Tuesday, 17 July 2018: 11:15
Oral Presentation
David STRECKER, University of Frankfurt, Germany
Economic sociology has opposed mainstream economics by highlighting the social preconditions of economic transactions. Far from being confined to analyzing how factors like personal interactions, traditions, institutions etc. influence the value formation of economic goods, this research has drawn attention to how social phenomena are commodified in the first place. The focus on understanding contemporary markets and the marketization of contemporary society, however, e.g. of death and of sex, has led to a concentration on legal markets. In order to better understand illegal markets and, moreover, to overcome the focus on markets which perpetuates the dichotomy between the social and the economic (by simply looking at their interrelations instead of questioning how such a separation became imagineable and was able to take institutional form at all), this paper presents a historical analysis of a good which has become excluded from formal market transaction: the human being.

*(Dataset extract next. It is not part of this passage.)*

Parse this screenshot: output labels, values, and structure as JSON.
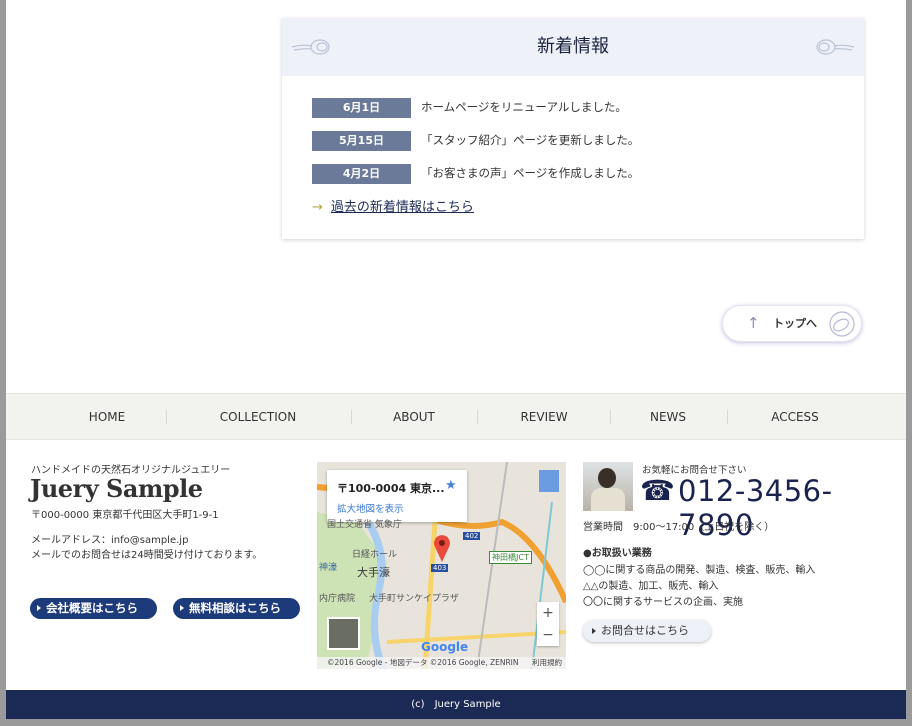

For most of human history, conceiving of (some) humans only in terms of instrumental value (usually economic utility, often marketability) presented no conceptual problems to societies. Slavery dates back to early civilizations and only began to be challenged broadly in the late 18th century. An analysis of four different historical constellations shows that slavery rests on an underlying logic of status assignment (belonging to a specific type of ethical community); the respective processes of social valuation allow for humans to be understood only in terms of economic value. Sketching the cultural and institutional structures of status assignment in ancient Greece, at the beginning of transatlatic slavery (the Valladolid debate), during abolition and for contemporary world society, this analysis lends insight into the relation of the social and the economic as well as the functioning of illegal markets in general and specifically the persistance of slavery and the value of body capital today.